- Activists are watching whether the state will enforce a new law that closed a loophole that allowed waste from certain oil and gas drilling activities in Pennsylvania to be disposed of in New York.
- Oil and gas waste can contain contaminants, such as heavy metals or radioactive materials, that leach into the ground, pollute the environment and endanger human health, activists say.
- 640,000 tons of waste from Pennsylvania from oil and gas extraction activities called hydraulic fracturing or so-called fracking have been disposed of in landfills in New York.
Though Gov. Andrew Cuomo signed a law closing a loophole that allowed certain oil and gas waste from Pennsylvania to be disposed of in New York without being treated as potentially hazardous waste, activists are still watching to see how authorities will interpret the regulation of waste they say is bad for the environment and human health.
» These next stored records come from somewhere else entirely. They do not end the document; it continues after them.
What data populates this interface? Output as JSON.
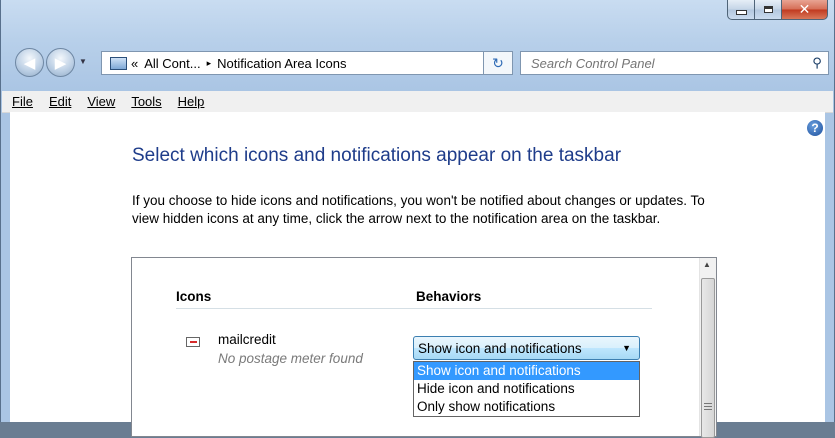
{
  "window": {
    "title": ""
  },
  "address": {
    "segments": [
      "«",
      "All Cont...",
      "▸",
      "Notification Area Icons"
    ]
  },
  "search": {
    "placeholder": "Search Control Panel"
  },
  "menu": [
    "File",
    "Edit",
    "View",
    "Tools",
    "Help"
  ],
  "page": {
    "title": "Select which icons and notifications appear on the taskbar",
    "description": "If you choose to hide icons and notifications, you won't be notified about changes or updates. To view hidden icons at any time, click the arrow next to the notification area on the taskbar."
  },
  "table": {
    "headers": {
      "icons": "Icons",
      "behaviors": "Behaviors"
    },
    "rows": [
      {
        "name": "mailcredit",
        "description": "No postage meter found",
        "behavior": "Show icon and notifications"
      }
    ]
  },
  "dropdown_options": [
    "Show icon and notifications",
    "Hide icon and notifications",
    "Only show notifications"
  ],
  "dropdown_selected_index": 0,
  "icons": {
    "back": "back-arrow-icon",
    "forward": "forward-arrow-icon",
    "refresh": "refresh-icon",
    "search": "search-icon",
    "help": "help-icon",
    "control_panel": "control-panel-icon",
    "app": "mailcredit-app-icon"
  },
  "colors": {
    "title_blue": "#1e3c8a",
    "selection": "#3399ff",
    "close_red": "#c0391f"
  }
}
On Aug. 3, the law removed an exemption that has allowed over 640,000 tons of waste from Pennsylvania from oil and gas extraction activities, called hydraulic fracturing or so-called fracking, to be disposed of in landfills where the state sends regular municipal waste. Activists have long warned that such waste can include contaminants, like heavy metals or radioactive materials, that leach into the ground, pollute the environment and endanger human health.
The move by New York state is positive, says Melissa Troutman, a policy analyst for the nonprofit Earthworks. But activists are waiting to see whether the Department of Environmental Conservation will enforce the new regulation and require more careful handling and disposal of oil and gas waste.
“Closing this loophole makes New York a national leader. That much is true, but it doesn’t necessarily mean that oil and gas waste will be properly managed,” Troutman, who lives near fracking operations in northern Pennsylvania, told Karma. “Because something is the law, that doesn’t always lead to enforcement. We’ve seen them implement policies on paper in the past that simply were never put into place. And so we will continue to monitor these actions.”
Earthworks is also leading efforts to get Pennsylvania to subject oil and gas waste to a higher threshold as potentially hazardous waste.
New York state banned fracking activities in the state in 2014, but it has been receiving oil and gas waste products — which includes byproducts from refineries, oil and gas pipelines and so-called brine water, fluids from oil and gas wells — from New York-based oil and gas operators, as well as those in neighboring states.
The new law does not address brine water, a type of salty fluid waste that comes from oil and gas wells, which is used by municipalities and cities to de-ice and remove snow from roads near homes and business centers all over the state. These activities may be spreading radioactive materials such as uranium, thorium and radium found in oil and gas waste in highly populated areas, say activists.
A 1982 paper from The American Petroleum Institute, the largest umbrella organization for the U.S. the oil and gas industry, says “It is well known that some naturally occurring elements uranium, for example, have an affinity for crude oil.”
Still, some industry representatives say the New York law is a regulatory overreach because the state already requires oil and gas waste to be tested before being disposed of in landfills and being used for deicing purposes.
A spokesperson for The Independent Oil and Gas Association of New York declined to comment on the potential hazardous content of waste from Pennsylvania, but said the industry already complies with prevailing laws and that Gov. Cuomo is ill disposed towards the sector.
“If you read some of the things that Governor Cuomo says, he’s very clear that anything he can do to shut down the industry in New York state, that’s his goal,” said the spokesperson.”
“We can’t just take brine out of oil and dump it on a road or put it in a stream. It has to go to a disposal site, get tested. So it’s already very controlled and the legislation is already there.”
Gov. Cuomo released a written statement praising the passage of the new law. “As we do everything possible to reduce our reliance on polluting fossil fuels, we have to make every effort to diminish the impact of the hazardous waste they produce and by signing this legislation we are enacting smart, necessary regulations that will protect both our environment and New Yorker’s health,” he said.
The Department of Environmental Conservation told Karma third-party labs certified by the state test brine water for safety before it is used on roads.
“Some towns or private gas service companies have brine delivered or collected into their own storage tank, from which they must obtain a sample at least once per year pursuant to the regulation,” said a representative for DEC in a written statement.
Activists say that yearly batch samples of brine water may not be enough to screen for contaminants that can be introduced to the storage facilities throughout the year. More importantly, they say brine water and, previously, fracking waste does not get tested for radioactive materials.
“We’re talking about what’s not tested for and how it’s not being tested properly. So what they’re telling you is a half truth,” said Troutman.